Is it not shocking that when the capital goods import rises by 79 percent, the national production falls by 56 percent. The 2008 meltdown cannot be cited as an alibi for the decline in the IIP. Because the GDP has risen from 6.7 percent in 2008-2009 to 8.6 percent in 2009-2010 and to 9.3 percent in 2010-2011. Also, an economic slowdown affects investment first and production later.
Production falls after investment contracts. But here investment (read capital goods import) has risen by two thirds but production has fallen by half. Why this conundrum? The reason for the fall in national production in the latter five years itself is the rise in imports. The domestic capital goods industry slowed down and later declined because of the import of capital goods. Even as the GDP rose to 8.6 percent in 2009-2010, the IIP rise of 5.3 percent did not keep pace with it. Later the index of domestic capital goods production fell — yes actually fell — by 4 percent in 2011-2012 and 5.7 percent in 2012-2013. More, in the last three years to 2012-2013, the production of intermediate goods hardly grew. If capital goods import under the UPA hit the capital goods industry like a tsunami, foreign-manufactured goods flooded the Indian market.
The average annual import of manufactured goods during 2001-2004 (the NDA period) was just $600 million. But from 2004-2005 to 2012-2013, the average soared to $5.5 billion, by 8 times. The nominal national GDP grew by 3.2 times in this period, by just a third of the growth of manufactured goods imports. The 9-year UPA regime saw manufactured goods imports of $50 billion against just $2.3 billion during the NDA regime. Obviously, the capital goods import did not add to, but actually destroyed, national production, ably aided by import of manufactured goods.
CAD Kills GDP Growth
It is basic economics that trade surplus adds to national wealth (GDP) and trade deficit cuts into it. So, the CAD, which is the trade deficit, brings down the nominal GDP by a like amount. Calculations show that the CADs have brought down the real GDP by 0.8 percent in 2007-2008, by 1.5 percent (2008-2009) by 2.1 percent (2009-2010) by 1.4 percent(2010-2011) by 2.6 percent (2011-12) and by 3.9 percent (2012-13). If the CADs were removed, theoretically, the real GDP of India would have been 10.8 percent (not 9.3 percent) in 2007-2008, 8.2 percent (not 6.7 percent) in 2008-2009, 10.7 percent (not 8.6 percent) in 2001-2011, 8.8 percent (not 6.2 percent) in 2011-2012, and 8.9 percent (not 5 percent) in 2012-2013. True, oil and gold too have eaten into the forex holdings. But there is a fundamental difference between them and capital goods. Indians buy a quarter to a third of the global supply of gold, which is not produced in India. Domestic oil production is just a quarter of national needs, necessitating the import of the balance three-fourths. But most imported capital goods, which are actually produced in India, has displaced domestic production of capital goods and brought down the GDP.

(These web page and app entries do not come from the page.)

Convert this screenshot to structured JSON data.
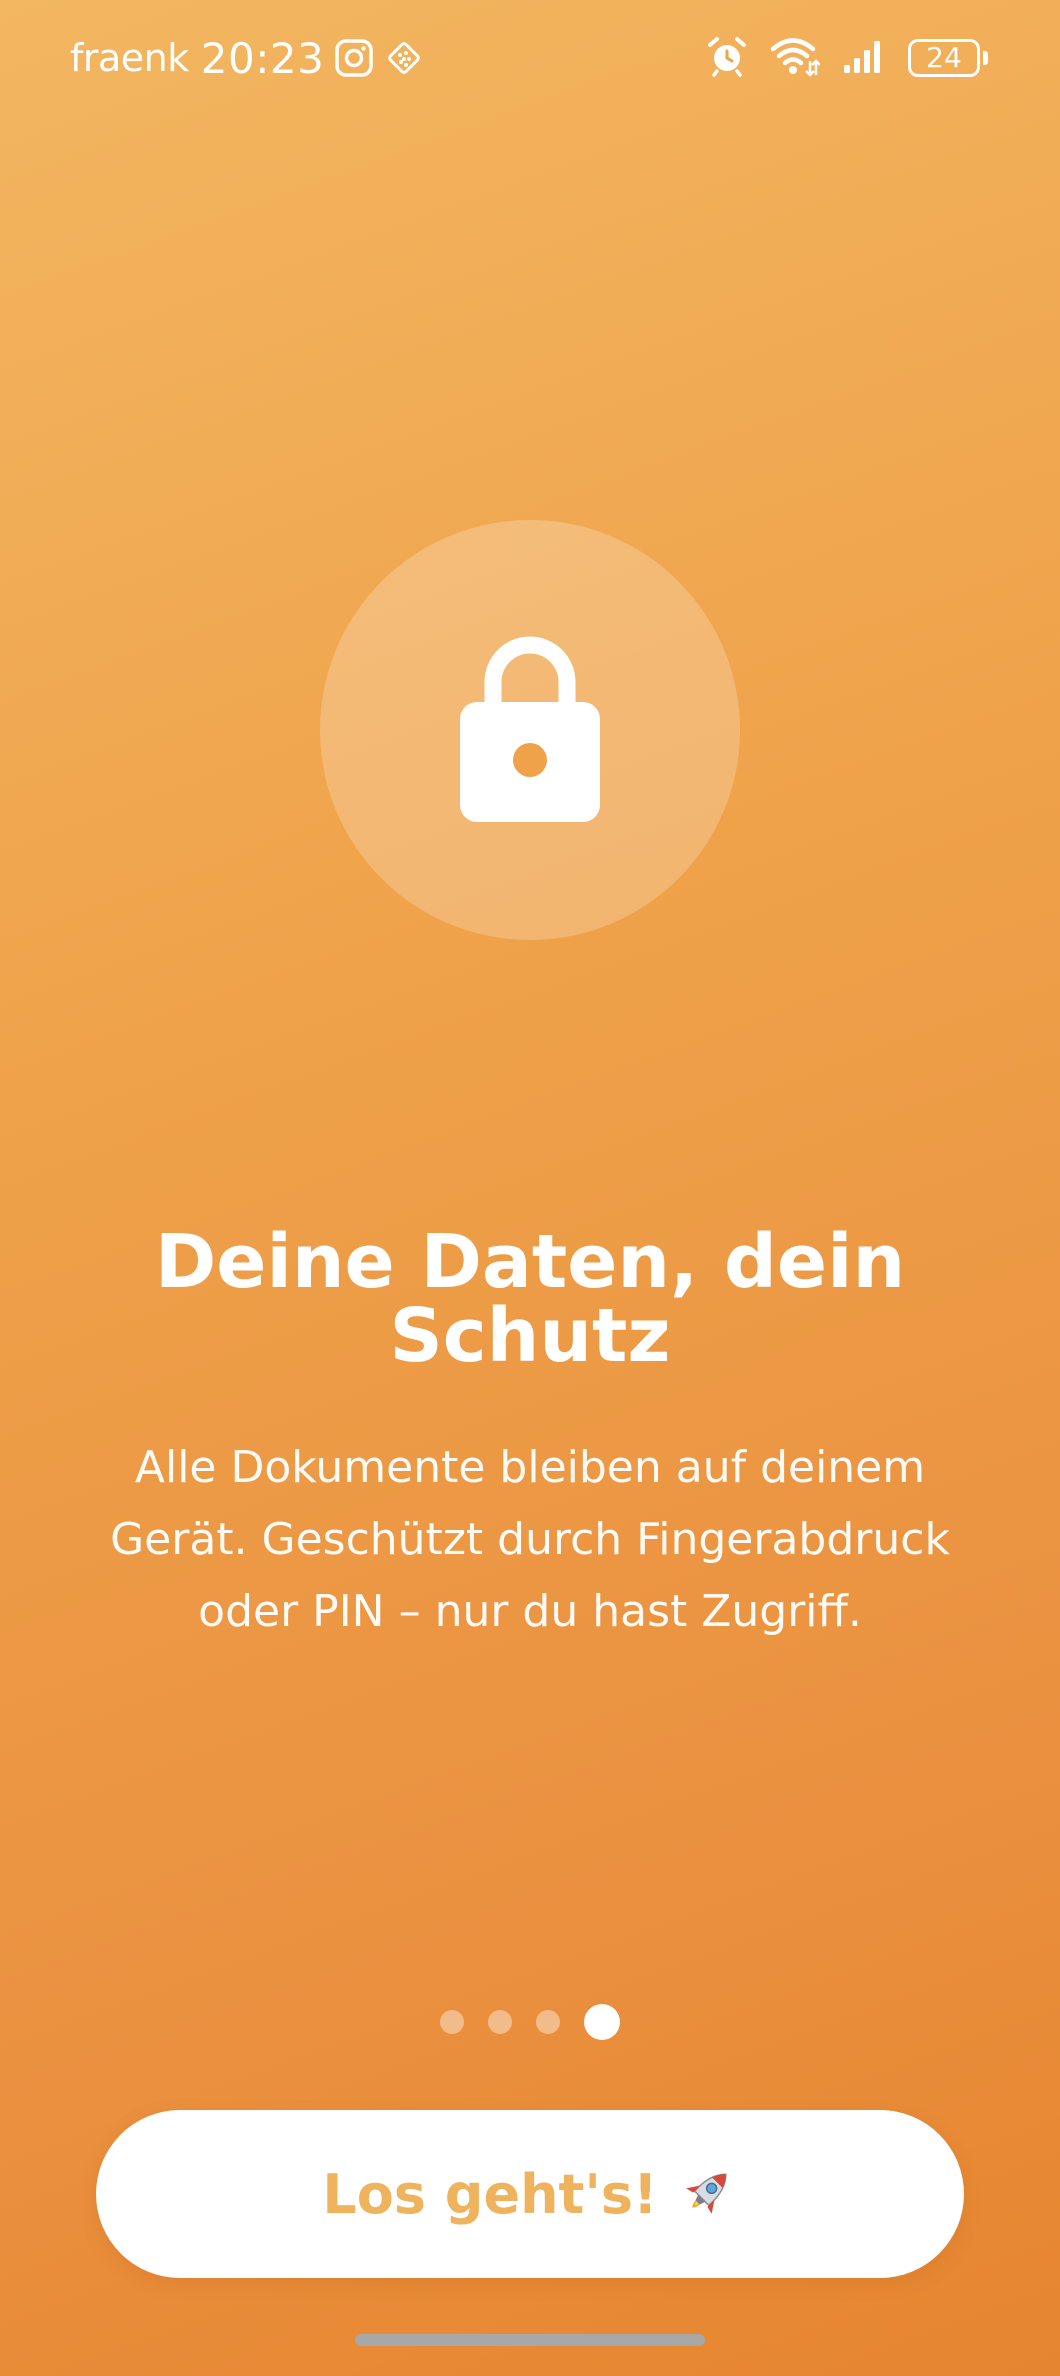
{
  "status_bar": {
    "carrier": "fraenk",
    "time": "20:23",
    "left_icons": [
      "instagram-icon",
      "app-grid-icon"
    ],
    "right_icons": [
      "alarm-icon",
      "wifi-icon",
      "signal-icon"
    ],
    "battery_level": "24"
  },
  "hero": {
    "icon": "lock-icon"
  },
  "content": {
    "title": "Deine Daten, dein Schutz",
    "description": "Alle Dokumente bleiben auf deinem Gerät. Geschützt durch Fingerabdruck oder PIN – nur du hast Zugriff."
  },
  "pager": {
    "total_pages": 4,
    "current_page": 4
  },
  "cta": {
    "label": "Los geht's!",
    "icon": "rocket-icon"
  },
  "colors": {
    "background_top": "#F3B661",
    "background_bottom": "#E6852F",
    "button_text": "#EFB35E",
    "button_background": "#FFFFFF"
  }
}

Oil and Gold as Alibis
And see how the oil and gold story is not true or is true only partly. The gross value of gold, silver and precious stones import of $402 billion during the UPA’s nine years looks huge. But if the export of jewellery and precious stones of $251 billion is set off, the net deficit is $161 billion in nine years. Likewise, the petroleum imports of $804 billion in nine years look gargantuan. But, if the export of petroleum products ($279 billion) is set off, the net import is down to $515 billion. It is less than the capital goods import of $587 billion. In the last five years, the net petroleum import is worth $360 billion, but the capital goods import is worth $407 billion. Does it need a seer to say that the real culprit is the reckless capital goods import and that it has killed the rupee through the CAD and hit domestic production and GDP? Just see one fallout of rupee depreciation. A calculation shows that for every additional rupee paid to buy dollars for oil imports, the additional oil bill for India is `9,500 crore. In today’s rupee value, the extra annual petrol bill will be `1,60,000 crore. But the CAD is only part one of the story of destruction. Await further testimony on the decade-long destruction.
S Gurumurthy is a well-known commentator on political and economic issues. Email: